"Chesapeake and Ohio Canal - Georgetown" Top 5 Page for this destination C &O Canal / Potomac River Tip by Ewingjr98

The C&O Canal is a 184.5 mile transportation route that was built from 1828 to 1850; the plans for the final 180 miles of canal to the Ohio River were abandoned due to the growth of railroads. It runs along the northern edge of the Potomac River from its starting point in Georgetown to Cumberland, Maryland. It operated until 1924, and was essential for nearby communities to ship coal, lumber, and crops to market. The canal had 74 locks to raise ships 605 feet from DC into the Appalachians.
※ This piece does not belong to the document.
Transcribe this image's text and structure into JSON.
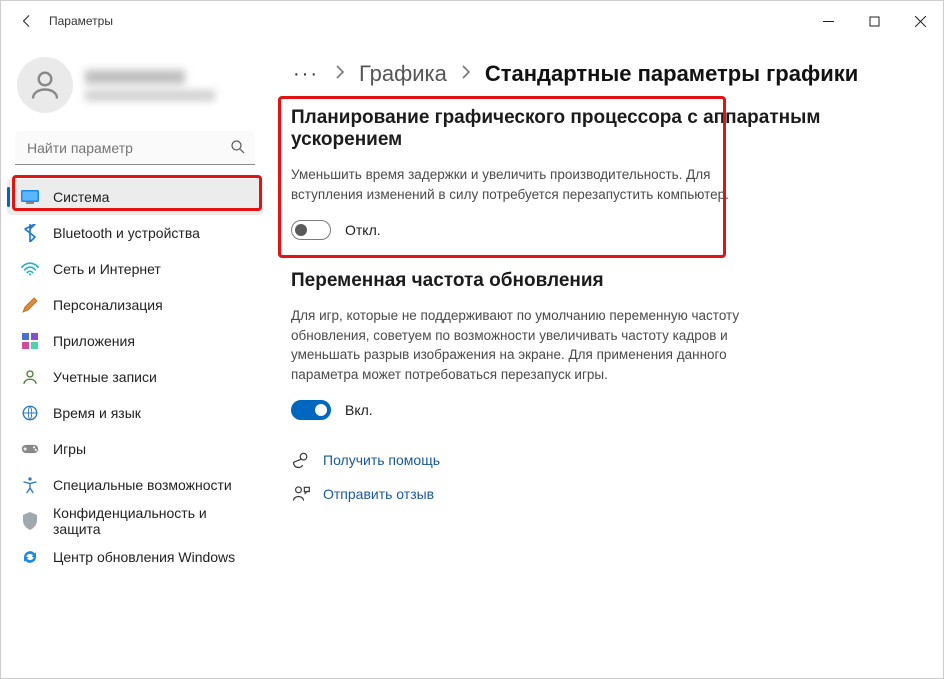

While much of the canal has been drained and overgrown, the towpaths along its entire length are still in use. In 1938 the US government took over the canal in hopes of converting it to a park, but plans were delayed until it was finally declared a national park in 1971. Today the park contains 20,000 acres and some three million visitors bike and walk on the old towpath. Some sections of the canal have been restored and visitors can ride park service boats through the locks with a park ranger "skipper" on board.

The only two parts of the canal I have visited are around Mile 0 in Georgetown and the area of Miles 58-60 at Harpers Ferry, West Virginia. The Georgetown section is very quiet in the fall, despite bustling M Street just a block away; the only people I saw on this section of trail were a few joggers and some office workers on their lunch break. When I visited the Harpers Ferry section several years ago it was busy with lots of bicyclists.

Website: http://www.nps.gov/CHOH

Review Helpfulness: 3.5 out of 5 stars

Was this review helpful?

  • Updated Nov 11, 2008
  • Send to a Friend
  • Add to your Trip Planner
  • Report Abuse



“"Always do sober what you said you'd do drunk. That will teach you to keep your mouth shut." ~ Ernest Hemingway”

Online Now


Top 1,000 Travel Writer
Member Rank:
0 0 0 5 3
Forum Rank:
0 0 2 9 7

Have you been to Washington D.C.?

  Share Your Travels